Why an Individual may be Vulnerable to Harm or Abuse
Why the Individual’s might be at an increased risk of Harm or Abuse
Abuse and neglect can take place anytime and anywhere. However, some situations increase an individual’s vulnerability to the risk of abuse or neglect happening. For example:
- An individual is at increased risk in their own home, as it is easier for an abuser to hide their actions from others.
- Organisational abuse is more likely to happen when standards are poor and routines are planned to fit around a rota or workers feel unsupported by their management. This can lead to a way of working that everyone begins to see as acceptable. They do not try to challenge the situation because they are afraid of speaking out about what is being accepted by the majority.
- Any workplace where individual’s display difficult or challenging behaviour that workers are not trained or supported to deal with
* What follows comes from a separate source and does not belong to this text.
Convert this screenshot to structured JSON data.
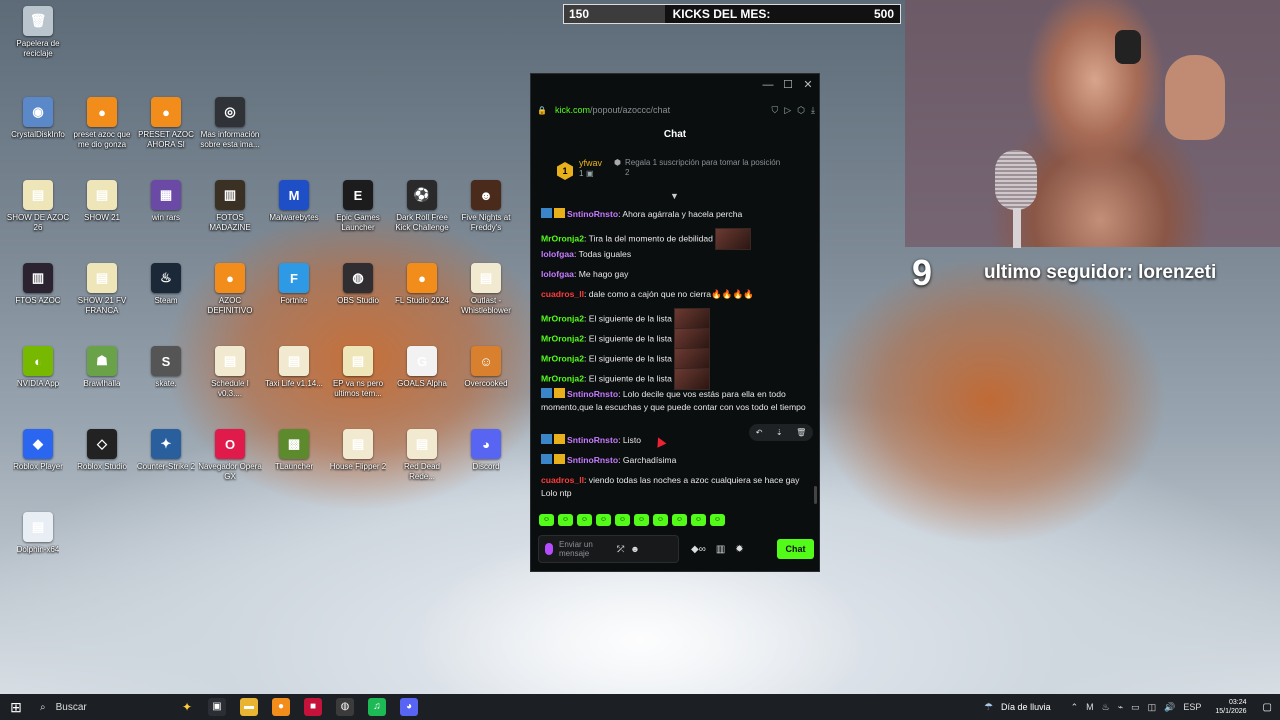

- An individual may have particular care and support needs such as a sensory impairment, a mental health issue, dementia or a learning disability. A reaction to something that has happened could be taken as a symptom of a person’s condition rather than an attempt for the individual to tell someone something about their care and support.
Staff need to be aware that all service users are at risk of being abused. Some people are at increased risk e.g. having been in care, belonging to a minority group, lacking mental capacity or having a communication impairment
Joe has cerebral palsy and is a wheelchair user with a speech and language impairment. He uses his mouth to control his computer and to use his speech board. Joe’s wheelchair is electric which can be controlled by him slightly touching a switch or someone else moving it. He has a degree in accountancy and is self employed working from his home (an adapted bungalow). He has a number of PA’s and home carers who provide him with support. He relies on his brother to take him out to socialise.
Joe is at risk from harm and abuse due to his physical impairments. Despite Joe having maximised his independence he still needs to rely on others to provide essential care and support. Reliance on his brother to take him out means he has no control over meeting his social needs.
- Despite having full mental capacity there is a risk of Joe being deprived of his rights to make his own decisions if people fail to accept or understand his mode of communication
- He is not physically capable of fighting off someone who might try to physically or sexually abuse him
- Risks of physical abuse; psychological/emotional abuse; sexual abuse; neglect by other people; discrimination.
Use to answer question 10.1e of the Care Certificate